▶ [Given records]
-=-=-=-=-

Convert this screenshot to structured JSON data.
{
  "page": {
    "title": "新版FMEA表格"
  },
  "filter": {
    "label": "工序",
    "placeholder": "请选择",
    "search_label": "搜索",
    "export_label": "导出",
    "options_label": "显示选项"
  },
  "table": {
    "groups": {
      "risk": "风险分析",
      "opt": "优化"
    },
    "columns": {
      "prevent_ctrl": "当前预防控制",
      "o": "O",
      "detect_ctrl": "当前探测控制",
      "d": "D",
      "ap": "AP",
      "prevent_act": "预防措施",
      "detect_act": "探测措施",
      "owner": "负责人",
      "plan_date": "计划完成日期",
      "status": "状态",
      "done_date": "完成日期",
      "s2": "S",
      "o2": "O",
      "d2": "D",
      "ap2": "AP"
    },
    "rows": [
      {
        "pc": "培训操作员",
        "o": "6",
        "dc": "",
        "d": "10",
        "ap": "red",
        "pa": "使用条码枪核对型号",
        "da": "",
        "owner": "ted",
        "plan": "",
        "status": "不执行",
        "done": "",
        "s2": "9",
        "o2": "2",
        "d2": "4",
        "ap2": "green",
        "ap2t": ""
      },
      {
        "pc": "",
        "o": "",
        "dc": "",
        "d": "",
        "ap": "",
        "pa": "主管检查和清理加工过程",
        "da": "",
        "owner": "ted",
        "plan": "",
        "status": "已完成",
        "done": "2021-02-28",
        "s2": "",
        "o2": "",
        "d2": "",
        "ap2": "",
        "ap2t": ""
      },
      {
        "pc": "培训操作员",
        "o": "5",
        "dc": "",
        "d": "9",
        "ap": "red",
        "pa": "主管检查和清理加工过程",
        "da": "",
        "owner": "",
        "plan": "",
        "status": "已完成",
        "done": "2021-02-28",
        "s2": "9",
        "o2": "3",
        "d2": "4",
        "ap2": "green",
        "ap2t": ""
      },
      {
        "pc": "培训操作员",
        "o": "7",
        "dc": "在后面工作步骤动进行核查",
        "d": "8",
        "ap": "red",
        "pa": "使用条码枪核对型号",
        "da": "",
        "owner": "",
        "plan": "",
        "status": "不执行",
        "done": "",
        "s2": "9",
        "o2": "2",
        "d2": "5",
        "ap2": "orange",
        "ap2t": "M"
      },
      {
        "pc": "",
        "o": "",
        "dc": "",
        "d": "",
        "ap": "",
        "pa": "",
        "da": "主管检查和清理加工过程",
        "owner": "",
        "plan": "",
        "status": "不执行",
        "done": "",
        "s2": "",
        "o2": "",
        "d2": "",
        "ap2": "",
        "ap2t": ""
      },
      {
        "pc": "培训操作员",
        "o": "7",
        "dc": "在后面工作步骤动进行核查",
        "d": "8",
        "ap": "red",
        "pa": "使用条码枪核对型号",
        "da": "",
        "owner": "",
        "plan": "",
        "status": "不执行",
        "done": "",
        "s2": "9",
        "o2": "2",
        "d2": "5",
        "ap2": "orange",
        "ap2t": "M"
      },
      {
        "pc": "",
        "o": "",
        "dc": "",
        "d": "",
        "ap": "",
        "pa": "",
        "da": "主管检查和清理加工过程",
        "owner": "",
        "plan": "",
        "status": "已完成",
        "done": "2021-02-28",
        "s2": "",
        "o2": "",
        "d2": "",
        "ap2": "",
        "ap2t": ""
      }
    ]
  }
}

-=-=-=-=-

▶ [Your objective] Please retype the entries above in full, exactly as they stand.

▶ [Solution for this problem]
Convert this screenshot to structured JSON data.
{
  "page": {
    "title": "新版FMEA表格"
  },
  "filter": {
    "label": "工序",
    "placeholder": "请选择",
    "search_label": "搜索",
    "export_label": "导出",
    "options_label": "显示选项"
  },
  "table": {
    "groups": {
      "risk": "风险分析",
      "opt": "优化"
    },
    "columns": {
      "prevent_ctrl": "当前预防控制",
      "o": "O",
      "detect_ctrl": "当前探测控制",
      "d": "D",
      "ap": "AP",
      "prevent_act": "预防措施",
      "detect_act": "探测措施",
      "owner": "负责人",
      "plan_date": "计划完成日期",
      "status": "状态",
      "done_date": "完成日期",
      "s2": "S",
      "o2": "O",
      "d2": "D",
      "ap2": "AP"
    },
    "rows": [
      {
        "pc": "培训操作员",
        "o": "6",
        "dc": "",
        "d": "10",
        "ap": "red",
        "pa": "使用条码枪核对型号",
        "da": "",
        "owner": "ted",
        "plan": "",
        "status": "不执行",
        "done": "",
        "s2": "9",
        "o2": "2",
        "d2": "4",
        "ap2": "green",
        "ap2t": ""
      },
      {
        "pc": "",
        "o": "",
        "dc": "",
        "d": "",
        "ap": "",
        "pa": "主管检查和清理加工过程",
        "da": "",
        "owner": "ted",
        "plan": "",
        "status": "已完成",
        "done": "2021-02-28",
        "s2": "",
        "o2": "",
        "d2": "",
        "ap2": "",
        "ap2t": ""
      },
      {
        "pc": "培训操作员",
        "o": "5",
        "dc": "",
        "d": "9",
        "ap": "red",
        "pa": "主管检查和清理加工过程",
        "da": "",
        "owner": "",
        "plan": "",
        "status": "已完成",
        "done": "2021-02-28",
        "s2": "9",
        "o2": "3",
        "d2": "4",
        "ap2": "green",
        "ap2t": ""
      },
      {
        "pc": "培训操作员",
        "o": "7",
        "dc": "在后面工作步骤动进行核查",
        "d": "8",
        "ap": "red",
        "pa": "使用条码枪核对型号",
        "da": "",
        "owner": "",
        "plan": "",
        "status": "不执行",
        "done": "",
        "s2": "9",
        "o2": "2",
        "d2": "5",
        "ap2": "orange",
        "ap2t": "M"
      },
      {
        "pc": "",
        "o": "",
        "dc": "",
        "d": "",
        "ap": "",
        "pa": "",
        "da": "主管检查和清理加工过程",
        "owner": "",
        "plan": "",
        "status": "不执行",
        "done": "",
        "s2": "",
        "o2": "",
        "d2": "",
        "ap2": "",
        "ap2t": ""
      },
      {
        "pc": "培训操作员",
        "o": "7",
        "dc": "在后面工作步骤动进行核查",
        "d": "8",
        "ap": "red",
        "pa": "使用条码枪核对型号",
        "da": "",
        "owner": "",
        "plan": "",
        "status": "不执行",
        "done": "",
        "s2": "9",
        "o2": "2",
        "d2": "5",
        "ap2": "orange",
        "ap2t": "M"
      },
      {
        "pc": "",
        "o": "",
        "dc": "",
        "d": "",
        "ap": "",
        "pa": "",
        "da": "主管检查和清理加工过程",
        "owner": "",
        "plan": "",
        "status": "已完成",
        "done": "2021-02-28",
        "s2": "",
        "o2": "",
        "d2": "",
        "ap2": "",
        "ap2t": ""
      }
    ]
  }
}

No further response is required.